# WHAT YOU ARE ASKED TO DO:
Give the number of lines in the listing that contain the word "Owners", and nothing besides.
● ● ● ●
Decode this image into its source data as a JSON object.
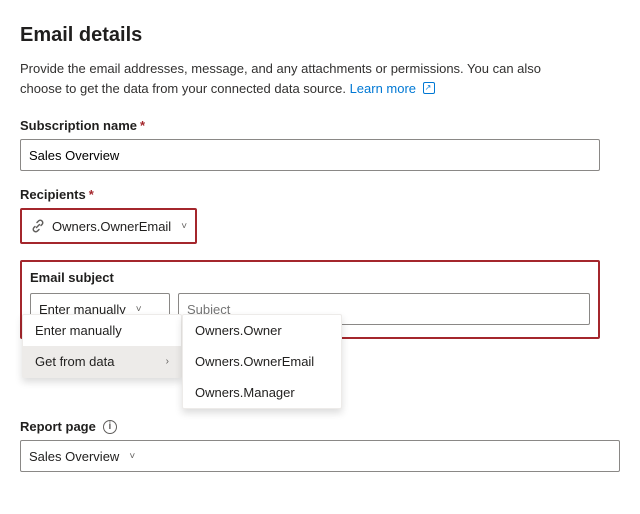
{
  "page": {
    "title": "Email details",
    "description": "Provide the email addresses, message, and any attachments or permissions. You can also choose to get the data from your connected data source.",
    "learn_more_label": "Learn more"
  },
  "subscription_name": {
    "label": "Subscription name",
    "required": true,
    "value": "Sales Overview"
  },
  "recipients": {
    "label": "Recipients",
    "required": true,
    "selected_value": "Owners.OwnerEmail",
    "chevron": "˅"
  },
  "email_subject": {
    "label": "Email subject",
    "dropdown_label": "Enter manually",
    "chevron": "˅",
    "subject_placeholder": "Subject",
    "dropdown_items": [
      {
        "label": "Enter manually",
        "has_submenu": false
      },
      {
        "label": "Get from data",
        "has_submenu": true
      }
    ],
    "submenu_items": [
      {
        "label": "Owners.Owner"
      },
      {
        "label": "Owners.OwnerEmail"
      },
      {
        "label": "Owners.Manager"
      }
    ]
  },
  "report_page": {
    "label": "Report page",
    "has_info": true,
    "selected_value": "Sales Overview",
    "chevron": "˅"
  },
  "icons": {
    "chain": "🔗",
    "info": "i",
    "external_link": "↗"
  }
}
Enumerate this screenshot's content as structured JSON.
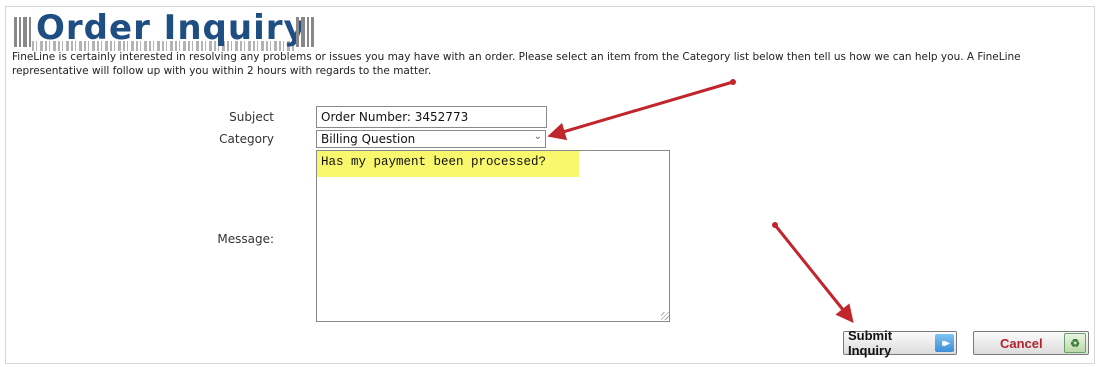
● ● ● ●
# EXERCISE RESPONSE:
4